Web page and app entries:
━━━━━━
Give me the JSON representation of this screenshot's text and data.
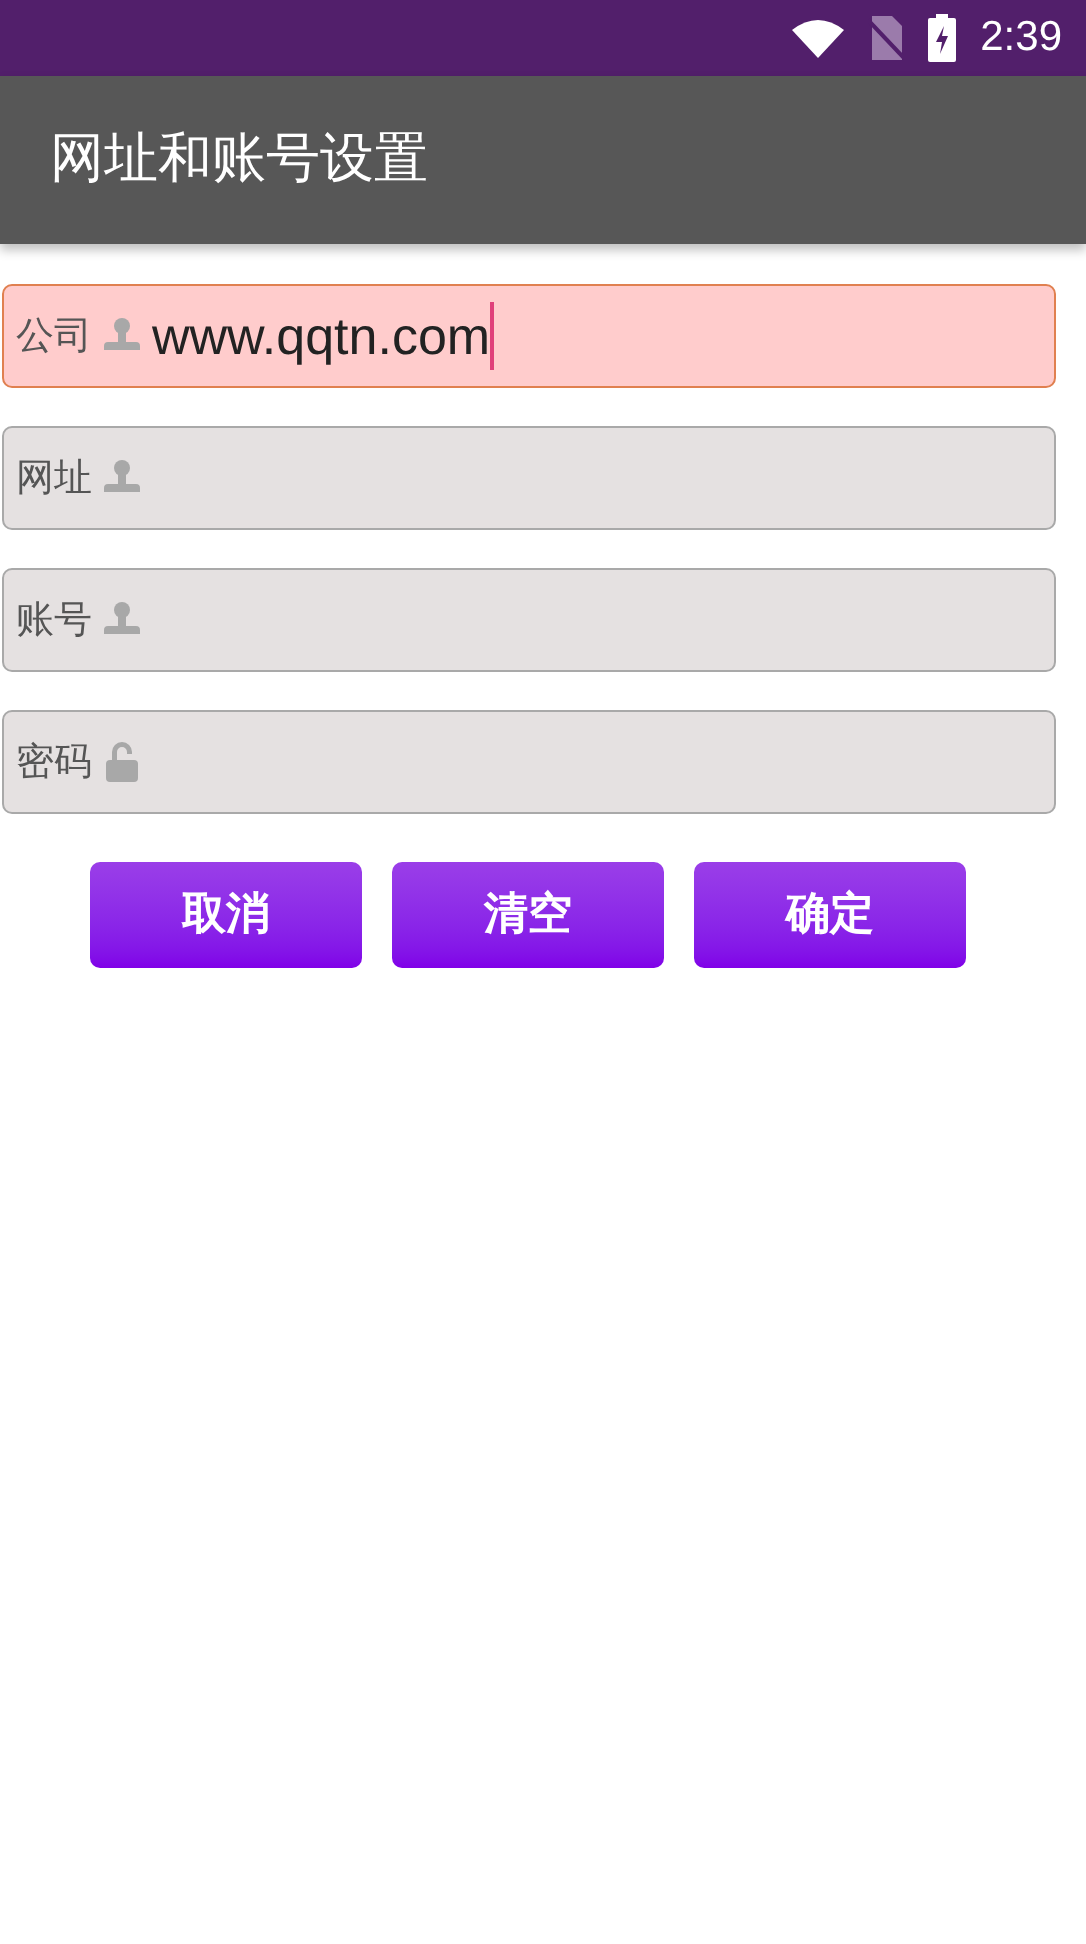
{
  "status_bar": {
    "time": "2:39"
  },
  "app_bar": {
    "title": "网址和账号设置"
  },
  "fields": [
    {
      "label": "公司",
      "kind": "user",
      "value": "www.qqtn.com",
      "focused": true
    },
    {
      "label": "网址",
      "kind": "user",
      "focused": false
    },
    {
      "label": "账号",
      "kind": "user",
      "focused": false
    },
    {
      "label": "密码",
      "kind": "lock",
      "focused": false
    }
  ],
  "buttons": [
    "取消",
    "清空",
    "确定"
  ]
}
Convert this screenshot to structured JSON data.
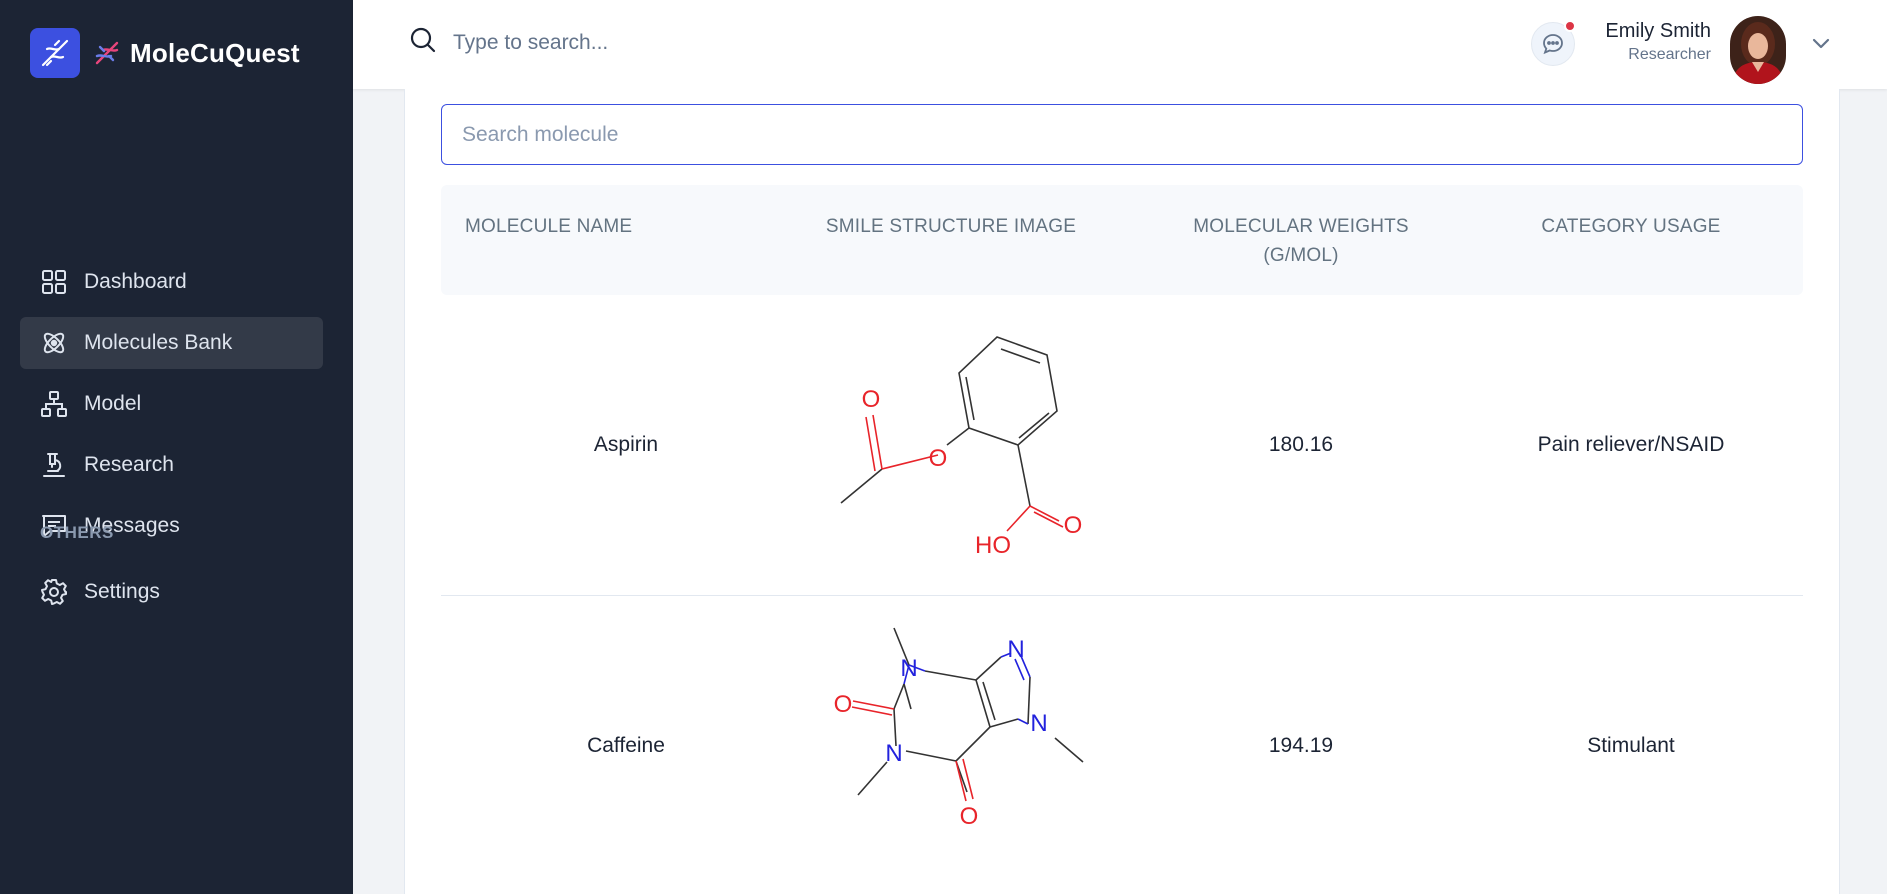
{
  "brand": {
    "name": "MoleCuQuest"
  },
  "sidebar": {
    "items": [
      {
        "label": "Dashboard",
        "icon": "grid-icon"
      },
      {
        "label": "Molecules Bank",
        "icon": "atom-icon",
        "active": true
      },
      {
        "label": "Model",
        "icon": "network-icon"
      },
      {
        "label": "Research",
        "icon": "microscope-icon"
      },
      {
        "label": "Messages",
        "icon": "message-icon"
      }
    ],
    "section_label": "OTHERS",
    "settings": {
      "label": "Settings",
      "icon": "gear-icon"
    }
  },
  "header": {
    "search_placeholder": "Type to search...",
    "user": {
      "name": "Emily Smith",
      "role": "Researcher"
    },
    "has_notification": true
  },
  "main": {
    "search_placeholder": "Search molecule",
    "columns": [
      "MOLECULE NAME",
      "SMILE STRUCTURE IMAGE",
      "MOLECULAR WEIGHTS (G/MOL)",
      "CATEGORY USAGE"
    ],
    "rows": [
      {
        "name": "Aspirin",
        "weight": "180.16",
        "category": "Pain reliever/NSAID",
        "atom_labels": {
          "o_carbonyl": "O",
          "o_ester": "O",
          "o_acid": "O",
          "oh": "HO"
        }
      },
      {
        "name": "Caffeine",
        "weight": "194.19",
        "category": "Stimulant",
        "atom_labels": {
          "n1": "N",
          "n2": "N",
          "n3": "N",
          "n4": "N",
          "o1": "O",
          "o2": "O"
        }
      }
    ]
  },
  "colors": {
    "sidebar_bg": "#1c2434",
    "accent": "#3c50e0",
    "oxygen": "#e8242a",
    "nitrogen": "#2222dd"
  }
}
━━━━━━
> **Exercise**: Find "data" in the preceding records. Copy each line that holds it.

> **Answer to the problem**:
Give me the JSON representation of this screenshot's text and data.
Convert this screenshot to structured JSON data.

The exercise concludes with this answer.